The ‘sweet-tongued’ speech of the District Commissioner makes the reader feel sorry for the Igbo leaders. ‘The tortoise had a sweet tongue.’ In this story, the Igbo people are reminded to be wary of those who are great orators, more so those with ulterior motives. The District Commissioner addresses the men as ‘friends’ and wants to hear their side of the story. However the Igbo leaders are ‘handcuffed and led into the guardroom,’ after this. This betrayal of the men by the District Commissioner makes the reader feel as if the District Commissioner is a devious man. He lures them into a sense of false security but his tone using words such as ‘I have decided,’ and ‘I want,’ is not a voice used with friends and it is very rude. ‘We shall not do you any harm,’ this has been promised before and broken, ‘if only you agree to co-operate with us.’ He is patronising towards Okonkwo and the clansmen and promises them a chance to co-operate but yet he does not look fore their input.

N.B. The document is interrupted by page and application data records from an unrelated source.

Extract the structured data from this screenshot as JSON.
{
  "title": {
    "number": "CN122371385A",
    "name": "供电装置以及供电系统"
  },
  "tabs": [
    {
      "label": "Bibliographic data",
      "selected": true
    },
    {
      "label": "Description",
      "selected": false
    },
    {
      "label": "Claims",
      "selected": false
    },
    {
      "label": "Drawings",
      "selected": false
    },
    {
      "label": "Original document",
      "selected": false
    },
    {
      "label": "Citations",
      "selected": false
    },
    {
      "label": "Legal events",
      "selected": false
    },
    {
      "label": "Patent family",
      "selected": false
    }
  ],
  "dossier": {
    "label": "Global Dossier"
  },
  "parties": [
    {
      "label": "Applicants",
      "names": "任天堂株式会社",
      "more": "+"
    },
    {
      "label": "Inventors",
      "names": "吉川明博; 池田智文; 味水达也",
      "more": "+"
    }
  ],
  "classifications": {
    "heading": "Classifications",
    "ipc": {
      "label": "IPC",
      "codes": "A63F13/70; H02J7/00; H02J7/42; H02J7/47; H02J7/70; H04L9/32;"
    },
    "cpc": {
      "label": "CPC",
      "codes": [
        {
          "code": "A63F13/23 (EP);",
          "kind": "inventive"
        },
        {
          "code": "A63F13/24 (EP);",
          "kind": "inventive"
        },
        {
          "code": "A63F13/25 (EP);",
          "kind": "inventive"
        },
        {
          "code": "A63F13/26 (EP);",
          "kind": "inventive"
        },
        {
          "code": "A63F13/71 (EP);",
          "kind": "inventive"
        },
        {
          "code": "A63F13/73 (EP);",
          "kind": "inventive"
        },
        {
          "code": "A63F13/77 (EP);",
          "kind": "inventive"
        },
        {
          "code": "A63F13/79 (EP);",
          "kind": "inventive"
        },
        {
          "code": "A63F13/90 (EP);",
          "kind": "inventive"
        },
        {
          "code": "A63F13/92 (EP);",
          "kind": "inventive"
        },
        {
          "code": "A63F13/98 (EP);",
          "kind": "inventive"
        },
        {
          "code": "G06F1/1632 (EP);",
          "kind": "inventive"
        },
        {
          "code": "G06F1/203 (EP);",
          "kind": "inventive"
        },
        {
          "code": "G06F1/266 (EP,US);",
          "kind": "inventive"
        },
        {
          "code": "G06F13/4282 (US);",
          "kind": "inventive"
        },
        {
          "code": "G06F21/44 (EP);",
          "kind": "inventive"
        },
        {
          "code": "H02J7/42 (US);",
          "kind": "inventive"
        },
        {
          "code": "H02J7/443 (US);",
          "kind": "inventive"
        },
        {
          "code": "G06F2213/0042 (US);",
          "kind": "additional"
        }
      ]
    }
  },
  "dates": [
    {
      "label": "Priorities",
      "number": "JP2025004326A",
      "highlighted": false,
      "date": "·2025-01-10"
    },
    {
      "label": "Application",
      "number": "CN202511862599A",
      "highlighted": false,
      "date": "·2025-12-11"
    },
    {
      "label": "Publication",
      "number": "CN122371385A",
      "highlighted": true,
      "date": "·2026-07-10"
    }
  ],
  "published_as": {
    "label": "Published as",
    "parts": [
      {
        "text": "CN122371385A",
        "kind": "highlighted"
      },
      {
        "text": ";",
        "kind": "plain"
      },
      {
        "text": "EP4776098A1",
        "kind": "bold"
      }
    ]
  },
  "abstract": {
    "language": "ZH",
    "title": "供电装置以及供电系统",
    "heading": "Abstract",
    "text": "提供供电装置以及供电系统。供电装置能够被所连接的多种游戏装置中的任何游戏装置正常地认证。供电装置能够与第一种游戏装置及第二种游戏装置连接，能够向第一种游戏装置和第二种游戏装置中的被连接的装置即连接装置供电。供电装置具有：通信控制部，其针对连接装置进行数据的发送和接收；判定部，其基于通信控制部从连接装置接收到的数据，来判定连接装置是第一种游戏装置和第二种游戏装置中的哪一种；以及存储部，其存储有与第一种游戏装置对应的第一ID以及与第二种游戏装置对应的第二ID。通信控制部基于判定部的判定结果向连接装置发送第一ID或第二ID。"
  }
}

The District Commissioner’s assumptions make him seem very ignorant. ‘We have brought a peaceful administration to you and your people so that you may be happy.’ His belief that the Igbo people were unhappy with their way of life for the reader is irritating as most of the Igbo people were seen to be happy before the white men came. ‘ We have a court of law where we judge cases and administer justice.’ The District Commissioner believes that the Igbo people do not have a justice system but yet it is explained in previous chapters. He judges with a lack of knowledge about the Igbo people by saying that justice is administered as ‘in my own country’. He accuses them of ‘molest[ing] others, to burn people’s houses and their places of worship.’ He does not know or has not attempted to find out what was the motive behind it. The Commissioner has picked a number at random for the clan to pay to recompense the burning of the church. The District Commissioner has very arrogant ideas that the Igbo way of life is miserable and that they are not civilised and cannot settle a dispute by themselves and this makes the District Commissioner seem very egotistical and condescending towards the Igbo people.
The symbols used in Achebe’s writing here are very important. The leaders of Umuofia are outnumbered ‘with twelve men’ to their six. This is similar to the biblical betrayal of Jesus by Judas with the twelve disciples. The twelve disciples being the twelve messengers and the District Commissioner thinking of himself as a Jesus figure with his declaration of somehow coming to save the Igbo people. ‘If any man ill-treats you we shall come to your rescue.’ His overconfidence is visible here, however with his hypocrisy and betrayal of the Igbo men’s trust, he is likened to a Judas figure.
In conclusion, Achebe uses many different ways of showing the District Commissioner in a pompous, self-righteous and deceitful manner, and his messengers as brutal worker of the District Commissioner and whom without power decide to take matters into their own hands. In spite of this, I believe that it is the ignorance portrayed in this passage that is Achebe’s most successful way of depicting the District Commissioner in a negative way.